Published in 2013 in honor of the sesquicentennial of the Civil War, The Yellowhammer War is a collection of essays broadly addressing Alabama’s experience immediately prior, during, and after our nation’s most cataclysmic event. It features serious, cutting edge scholarship and gives the reader a sense of the broad contours of the major issues of the time period and insight into several sidelight events and trends. For most readers, however, the inadvertently deceptive title and inherent lack of cohesion around any central themes will leave them still hoping for a comprehensive account of one of the state’s defining eras.
Although the book is definitely useful as a reference source and will surely have some appeal to a broad readership, it has some severe limitations regarding use by the general public. It is not a narrative history of any particular themes and in truth barely discusses any fighting in the state of Alabama at all. True, there are multiple avenues of inquiry into the war era outside of the battlefield that need to be explored and this one admirably does so, but for a book of this purported scope to have only one of fourteen essays focus on the actual military conflict within the borders of the state (another focuses on a battle in Virginia in which Alabamians figured prominently) is curious if not negligent. In addition, several of the essays focus on topics so narrowly defined—reactions to the assassination of Abraham Lincoln and the connection between Reconstruction in Perry County and the Civil Rights Movement, for example—that coming away with a clear picture of how the war impacted Alabama in the larger sense will be difficult for most. We are all familiar with the maxim about not judging a book by its cover, but the stunning cover image of the flag of Rucker’s Brigade of the Seventh Alabama Cavalry and its very title—alluding to an early-war Alabama Confederate unit mocked by their peers for their gaudy yellow-trimmed uniforms which eventually gave the state its nickname—certainly communicate something a little different from what the book actually contains.

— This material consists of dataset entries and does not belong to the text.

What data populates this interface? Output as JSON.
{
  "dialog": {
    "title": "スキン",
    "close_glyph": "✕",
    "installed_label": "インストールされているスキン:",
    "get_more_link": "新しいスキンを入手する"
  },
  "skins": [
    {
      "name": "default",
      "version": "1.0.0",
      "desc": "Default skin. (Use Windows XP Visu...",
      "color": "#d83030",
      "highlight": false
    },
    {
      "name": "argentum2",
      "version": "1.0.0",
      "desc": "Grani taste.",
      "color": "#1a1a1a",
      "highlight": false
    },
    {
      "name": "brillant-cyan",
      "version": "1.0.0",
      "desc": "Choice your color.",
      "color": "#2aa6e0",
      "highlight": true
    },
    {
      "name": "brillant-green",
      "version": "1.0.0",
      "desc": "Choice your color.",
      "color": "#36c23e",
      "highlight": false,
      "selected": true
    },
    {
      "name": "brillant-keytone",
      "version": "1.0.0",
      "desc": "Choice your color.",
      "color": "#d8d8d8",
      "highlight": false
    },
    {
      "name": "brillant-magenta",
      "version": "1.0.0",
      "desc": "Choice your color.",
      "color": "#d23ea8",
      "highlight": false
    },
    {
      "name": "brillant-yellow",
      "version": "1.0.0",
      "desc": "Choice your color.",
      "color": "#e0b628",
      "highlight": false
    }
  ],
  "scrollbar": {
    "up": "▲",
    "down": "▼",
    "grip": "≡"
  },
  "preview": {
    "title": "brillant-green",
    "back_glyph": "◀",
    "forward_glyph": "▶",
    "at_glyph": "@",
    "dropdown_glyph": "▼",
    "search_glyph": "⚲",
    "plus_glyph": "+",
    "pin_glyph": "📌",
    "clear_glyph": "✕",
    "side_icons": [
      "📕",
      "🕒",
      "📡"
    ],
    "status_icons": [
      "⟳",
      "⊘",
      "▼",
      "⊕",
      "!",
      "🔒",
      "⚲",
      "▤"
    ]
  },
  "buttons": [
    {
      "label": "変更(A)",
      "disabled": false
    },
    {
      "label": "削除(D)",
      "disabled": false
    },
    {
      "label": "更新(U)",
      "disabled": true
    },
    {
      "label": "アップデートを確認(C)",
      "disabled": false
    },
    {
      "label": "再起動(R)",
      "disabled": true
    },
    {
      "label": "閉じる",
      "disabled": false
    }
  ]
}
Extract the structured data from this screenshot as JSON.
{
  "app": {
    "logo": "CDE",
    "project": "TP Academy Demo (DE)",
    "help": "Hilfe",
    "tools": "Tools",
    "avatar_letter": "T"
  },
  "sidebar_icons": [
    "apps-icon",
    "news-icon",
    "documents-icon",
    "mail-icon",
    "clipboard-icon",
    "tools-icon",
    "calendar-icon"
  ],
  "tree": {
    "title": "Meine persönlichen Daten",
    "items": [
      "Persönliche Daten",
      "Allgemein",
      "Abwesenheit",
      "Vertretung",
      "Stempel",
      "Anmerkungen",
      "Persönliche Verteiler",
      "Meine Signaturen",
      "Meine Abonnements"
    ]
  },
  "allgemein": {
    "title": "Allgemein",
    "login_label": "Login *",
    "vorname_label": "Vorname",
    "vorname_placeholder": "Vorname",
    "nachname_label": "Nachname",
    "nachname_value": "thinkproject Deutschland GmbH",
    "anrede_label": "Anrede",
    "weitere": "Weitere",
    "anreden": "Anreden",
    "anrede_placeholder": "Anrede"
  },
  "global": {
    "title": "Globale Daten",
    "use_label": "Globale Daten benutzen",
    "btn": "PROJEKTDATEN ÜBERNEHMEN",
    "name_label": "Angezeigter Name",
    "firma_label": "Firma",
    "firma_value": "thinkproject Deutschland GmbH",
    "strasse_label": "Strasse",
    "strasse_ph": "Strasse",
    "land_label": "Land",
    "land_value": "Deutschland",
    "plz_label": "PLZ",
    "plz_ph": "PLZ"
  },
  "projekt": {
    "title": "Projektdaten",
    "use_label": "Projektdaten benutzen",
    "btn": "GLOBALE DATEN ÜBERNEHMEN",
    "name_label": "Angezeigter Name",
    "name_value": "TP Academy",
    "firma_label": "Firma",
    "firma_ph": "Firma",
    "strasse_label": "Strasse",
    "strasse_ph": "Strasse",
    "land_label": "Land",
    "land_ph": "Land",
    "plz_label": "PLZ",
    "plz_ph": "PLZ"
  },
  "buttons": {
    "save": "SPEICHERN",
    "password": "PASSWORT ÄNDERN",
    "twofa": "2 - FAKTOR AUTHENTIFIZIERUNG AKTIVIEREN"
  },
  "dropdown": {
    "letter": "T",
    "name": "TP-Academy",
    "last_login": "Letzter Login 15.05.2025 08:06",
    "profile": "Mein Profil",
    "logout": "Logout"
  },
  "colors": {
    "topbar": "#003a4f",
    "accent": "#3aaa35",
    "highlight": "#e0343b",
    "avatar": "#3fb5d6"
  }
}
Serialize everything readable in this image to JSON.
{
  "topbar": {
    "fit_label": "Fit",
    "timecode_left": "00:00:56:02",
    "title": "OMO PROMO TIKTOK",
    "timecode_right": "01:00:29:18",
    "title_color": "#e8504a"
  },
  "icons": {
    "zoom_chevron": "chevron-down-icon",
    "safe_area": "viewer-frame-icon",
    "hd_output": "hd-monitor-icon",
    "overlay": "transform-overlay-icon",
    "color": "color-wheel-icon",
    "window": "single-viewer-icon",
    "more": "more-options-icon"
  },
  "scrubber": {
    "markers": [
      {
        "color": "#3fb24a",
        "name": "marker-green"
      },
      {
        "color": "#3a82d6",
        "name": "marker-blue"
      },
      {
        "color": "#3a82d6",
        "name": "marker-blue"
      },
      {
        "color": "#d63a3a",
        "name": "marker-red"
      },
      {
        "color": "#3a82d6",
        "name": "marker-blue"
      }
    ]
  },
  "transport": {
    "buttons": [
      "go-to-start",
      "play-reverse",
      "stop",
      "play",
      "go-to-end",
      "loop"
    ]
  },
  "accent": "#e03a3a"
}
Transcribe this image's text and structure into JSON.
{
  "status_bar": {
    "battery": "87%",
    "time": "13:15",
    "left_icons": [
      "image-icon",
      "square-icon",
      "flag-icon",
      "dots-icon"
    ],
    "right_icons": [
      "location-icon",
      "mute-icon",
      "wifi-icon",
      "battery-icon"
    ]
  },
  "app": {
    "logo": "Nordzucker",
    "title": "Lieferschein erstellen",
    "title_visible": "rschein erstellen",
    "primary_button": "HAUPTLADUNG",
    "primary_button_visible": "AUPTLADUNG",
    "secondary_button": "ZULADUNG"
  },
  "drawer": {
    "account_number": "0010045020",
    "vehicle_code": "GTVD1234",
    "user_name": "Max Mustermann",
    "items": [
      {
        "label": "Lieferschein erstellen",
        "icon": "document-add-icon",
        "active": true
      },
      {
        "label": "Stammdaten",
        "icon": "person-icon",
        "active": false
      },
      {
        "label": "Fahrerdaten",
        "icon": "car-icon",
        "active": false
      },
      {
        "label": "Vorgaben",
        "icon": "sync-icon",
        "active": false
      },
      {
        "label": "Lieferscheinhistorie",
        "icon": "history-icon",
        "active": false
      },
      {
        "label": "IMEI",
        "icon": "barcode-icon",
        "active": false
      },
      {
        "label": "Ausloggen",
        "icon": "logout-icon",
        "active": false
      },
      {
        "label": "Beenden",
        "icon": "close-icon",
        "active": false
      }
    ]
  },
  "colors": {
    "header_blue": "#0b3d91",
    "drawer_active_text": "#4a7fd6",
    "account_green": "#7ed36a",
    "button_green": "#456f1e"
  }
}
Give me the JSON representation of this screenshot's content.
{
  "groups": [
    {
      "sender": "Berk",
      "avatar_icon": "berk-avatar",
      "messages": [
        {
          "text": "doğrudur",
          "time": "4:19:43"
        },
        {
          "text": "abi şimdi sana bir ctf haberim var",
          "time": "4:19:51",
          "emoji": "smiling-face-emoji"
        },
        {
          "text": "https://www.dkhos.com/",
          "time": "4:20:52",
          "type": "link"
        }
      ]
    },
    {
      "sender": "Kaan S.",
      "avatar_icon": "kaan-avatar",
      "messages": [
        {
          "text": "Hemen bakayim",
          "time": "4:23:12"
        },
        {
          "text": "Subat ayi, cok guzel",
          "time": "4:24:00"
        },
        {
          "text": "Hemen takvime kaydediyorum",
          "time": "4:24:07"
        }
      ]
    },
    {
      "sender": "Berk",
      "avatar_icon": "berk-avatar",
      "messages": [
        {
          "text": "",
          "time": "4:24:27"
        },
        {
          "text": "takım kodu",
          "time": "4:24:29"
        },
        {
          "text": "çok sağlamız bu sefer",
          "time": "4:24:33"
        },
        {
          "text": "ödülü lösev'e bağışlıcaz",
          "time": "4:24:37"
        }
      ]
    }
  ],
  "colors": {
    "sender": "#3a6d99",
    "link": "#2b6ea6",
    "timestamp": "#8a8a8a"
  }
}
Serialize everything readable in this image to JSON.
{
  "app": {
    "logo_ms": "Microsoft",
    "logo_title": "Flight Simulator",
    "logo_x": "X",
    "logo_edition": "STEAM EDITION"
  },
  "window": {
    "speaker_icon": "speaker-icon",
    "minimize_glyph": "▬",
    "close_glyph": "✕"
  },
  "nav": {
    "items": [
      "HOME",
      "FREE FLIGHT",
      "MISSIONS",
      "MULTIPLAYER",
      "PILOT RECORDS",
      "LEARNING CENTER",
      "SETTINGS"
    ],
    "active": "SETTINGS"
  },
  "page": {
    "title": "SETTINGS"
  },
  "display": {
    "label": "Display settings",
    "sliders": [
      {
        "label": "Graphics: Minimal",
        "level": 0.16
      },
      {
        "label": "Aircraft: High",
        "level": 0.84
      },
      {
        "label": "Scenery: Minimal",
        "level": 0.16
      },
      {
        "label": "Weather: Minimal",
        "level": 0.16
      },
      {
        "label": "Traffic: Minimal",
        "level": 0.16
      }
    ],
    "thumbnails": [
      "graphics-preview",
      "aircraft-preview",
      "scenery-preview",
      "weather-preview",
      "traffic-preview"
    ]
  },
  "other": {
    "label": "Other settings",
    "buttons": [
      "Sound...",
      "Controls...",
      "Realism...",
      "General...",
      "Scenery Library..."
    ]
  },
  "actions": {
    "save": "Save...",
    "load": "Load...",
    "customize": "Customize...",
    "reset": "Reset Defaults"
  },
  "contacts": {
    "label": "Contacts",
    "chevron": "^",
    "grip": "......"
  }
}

This criticism in structure and marketing aside, it must be acknowledged that most of the essays are thoroughly researched and truly enlightening. In the pages of the book readers learn about isolated episodes in the social, cultural, and political life of the state during the era, perhaps none more informative than Sarah Woolfolk Wiggins’ reflection on the way Reconstruction has been remembered, or rather, misremembered, in the state for generations and Jason Battles’ overview of the activities of the Freedmen’s Bureau in the postwar years. In summary the essays are thorough probes into individual topics, some with direct relevance to the state as a whole, others re-analyzing already-familiar information, and still others shedding light on very specific events and populations that have not received much attention previously. They collectively add a lot to our knowledge of Alabama’s war years even if they do not attempt to address all of its major issues; the experience of slaves, the impact on the economy, the depth of support of secession and the degree to which Unionist sentiment prevailed in areas of the state all come to mind.
Such is the nature of collections of essays in book form, I suppose. They inherently are hodge-podge groupings that only broadly address an era or event. So, buyer beware and make sure you know what you are in for with this volume. The Yellowhammer War is a good book and surely points the way towards further inquiry into the Civil War era by the next generation of historians, but I doubt most lay readers will feel they have a thorough understanding of the war and Reconstruction in Alabama after perusing its pages. Alabama still awaits a grand narrative of its Civil War years.